Task statement:
Lines from the one containing "Extract the structured" through the end of the entries below: set them down exactly, both ends included, with nothing added.

____

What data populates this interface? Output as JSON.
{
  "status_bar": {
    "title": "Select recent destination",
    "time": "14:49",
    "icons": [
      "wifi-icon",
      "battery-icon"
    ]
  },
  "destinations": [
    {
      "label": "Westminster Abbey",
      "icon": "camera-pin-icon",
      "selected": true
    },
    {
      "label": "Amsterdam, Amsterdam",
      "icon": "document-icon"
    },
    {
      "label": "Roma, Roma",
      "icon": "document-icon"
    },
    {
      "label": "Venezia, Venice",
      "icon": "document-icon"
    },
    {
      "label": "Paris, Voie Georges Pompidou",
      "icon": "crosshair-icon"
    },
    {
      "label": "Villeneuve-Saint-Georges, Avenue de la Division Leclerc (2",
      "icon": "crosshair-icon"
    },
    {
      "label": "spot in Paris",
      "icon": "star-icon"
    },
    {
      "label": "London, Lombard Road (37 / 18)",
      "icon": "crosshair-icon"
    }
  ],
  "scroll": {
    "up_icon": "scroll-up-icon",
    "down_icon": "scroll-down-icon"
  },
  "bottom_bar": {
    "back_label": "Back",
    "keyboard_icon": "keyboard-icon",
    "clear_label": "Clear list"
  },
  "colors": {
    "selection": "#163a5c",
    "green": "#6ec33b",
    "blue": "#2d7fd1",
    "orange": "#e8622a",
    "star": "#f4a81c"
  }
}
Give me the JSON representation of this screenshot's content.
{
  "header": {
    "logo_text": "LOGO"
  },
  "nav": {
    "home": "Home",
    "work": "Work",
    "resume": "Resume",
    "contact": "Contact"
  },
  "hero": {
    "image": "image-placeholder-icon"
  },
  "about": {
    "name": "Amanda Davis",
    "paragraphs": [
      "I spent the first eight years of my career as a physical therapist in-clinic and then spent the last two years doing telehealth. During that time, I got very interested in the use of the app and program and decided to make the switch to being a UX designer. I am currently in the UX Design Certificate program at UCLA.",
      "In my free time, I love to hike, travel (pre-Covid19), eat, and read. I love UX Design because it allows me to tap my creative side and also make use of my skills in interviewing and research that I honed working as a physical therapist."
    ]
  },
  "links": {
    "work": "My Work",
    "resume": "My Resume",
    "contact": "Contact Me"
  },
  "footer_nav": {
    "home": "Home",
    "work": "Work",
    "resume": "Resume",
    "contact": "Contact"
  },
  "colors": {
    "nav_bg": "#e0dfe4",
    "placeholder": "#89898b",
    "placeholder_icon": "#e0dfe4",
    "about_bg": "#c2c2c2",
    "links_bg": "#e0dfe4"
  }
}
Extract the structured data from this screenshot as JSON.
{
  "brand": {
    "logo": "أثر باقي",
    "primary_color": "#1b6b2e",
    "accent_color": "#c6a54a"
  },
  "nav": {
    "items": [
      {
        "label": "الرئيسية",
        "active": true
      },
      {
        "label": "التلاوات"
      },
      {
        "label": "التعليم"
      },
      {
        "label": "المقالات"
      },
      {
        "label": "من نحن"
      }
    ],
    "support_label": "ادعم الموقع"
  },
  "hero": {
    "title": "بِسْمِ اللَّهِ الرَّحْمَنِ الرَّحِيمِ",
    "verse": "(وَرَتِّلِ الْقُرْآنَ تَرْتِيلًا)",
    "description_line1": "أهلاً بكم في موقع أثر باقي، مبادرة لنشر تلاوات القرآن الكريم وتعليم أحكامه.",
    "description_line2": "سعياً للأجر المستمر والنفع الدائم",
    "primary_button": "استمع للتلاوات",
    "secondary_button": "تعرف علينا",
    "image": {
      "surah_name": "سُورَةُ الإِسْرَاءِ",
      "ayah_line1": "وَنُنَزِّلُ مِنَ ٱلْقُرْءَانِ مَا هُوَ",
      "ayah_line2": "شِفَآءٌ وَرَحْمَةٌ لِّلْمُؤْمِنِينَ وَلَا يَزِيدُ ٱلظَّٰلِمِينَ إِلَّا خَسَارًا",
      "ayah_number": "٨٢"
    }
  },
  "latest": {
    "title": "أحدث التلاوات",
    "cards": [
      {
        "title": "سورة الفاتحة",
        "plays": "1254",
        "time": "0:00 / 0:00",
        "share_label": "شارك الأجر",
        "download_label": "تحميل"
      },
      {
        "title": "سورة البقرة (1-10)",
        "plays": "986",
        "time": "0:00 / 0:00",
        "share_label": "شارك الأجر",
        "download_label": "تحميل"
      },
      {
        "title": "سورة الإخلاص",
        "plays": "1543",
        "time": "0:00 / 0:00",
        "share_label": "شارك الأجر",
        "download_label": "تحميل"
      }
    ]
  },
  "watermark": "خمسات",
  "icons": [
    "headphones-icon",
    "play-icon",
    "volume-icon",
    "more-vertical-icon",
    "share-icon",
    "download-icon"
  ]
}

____

Answer to the exercise:
Extract the structured data from this screenshot as JSON.
{
  "brand": {
    "logo": "أثر باقي",
    "primary_color": "#1b6b2e",
    "accent_color": "#c6a54a"
  },
  "nav": {
    "items": [
      {
        "label": "الرئيسية",
        "active": true
      },
      {
        "label": "التلاوات"
      },
      {
        "label": "التعليم"
      },
      {
        "label": "المقالات"
      },
      {
        "label": "من نحن"
      }
    ],
    "support_label": "ادعم الموقع"
  },
  "hero": {
    "title": "بِسْمِ اللَّهِ الرَّحْمَنِ الرَّحِيمِ",
    "verse": "(وَرَتِّلِ الْقُرْآنَ تَرْتِيلًا)",
    "description_line1": "أهلاً بكم في موقع أثر باقي، مبادرة لنشر تلاوات القرآن الكريم وتعليم أحكامه.",
    "description_line2": "سعياً للأجر المستمر والنفع الدائم",
    "primary_button": "استمع للتلاوات",
    "secondary_button": "تعرف علينا",
    "image": {
      "surah_name": "سُورَةُ الإِسْرَاءِ",
      "ayah_line1": "وَنُنَزِّلُ مِنَ ٱلْقُرْءَانِ مَا هُوَ",
      "ayah_line2": "شِفَآءٌ وَرَحْمَةٌ لِّلْمُؤْمِنِينَ وَلَا يَزِيدُ ٱلظَّٰلِمِينَ إِلَّا خَسَارًا",
      "ayah_number": "٨٢"
    }
  },
  "latest": {
    "title": "أحدث التلاوات",
    "cards": [
      {
        "title": "سورة الفاتحة",
        "plays": "1254",
        "time": "0:00 / 0:00",
        "share_label": "شارك الأجر",
        "download_label": "تحميل"
      },
      {
        "title": "سورة البقرة (1-10)",
        "plays": "986",
        "time": "0:00 / 0:00",
        "share_label": "شارك الأجر",
        "download_label": "تحميل"
      },
      {
        "title": "سورة الإخلاص",
        "plays": "1543",
        "time": "0:00 / 0:00",
        "share_label": "شارك الأجر",
        "download_label": "تحميل"
      }
    ]
  },
  "watermark": "خمسات",
  "icons": [
    "headphones-icon",
    "play-icon",
    "volume-icon",
    "more-vertical-icon",
    "share-icon",
    "download-icon"
  ]
}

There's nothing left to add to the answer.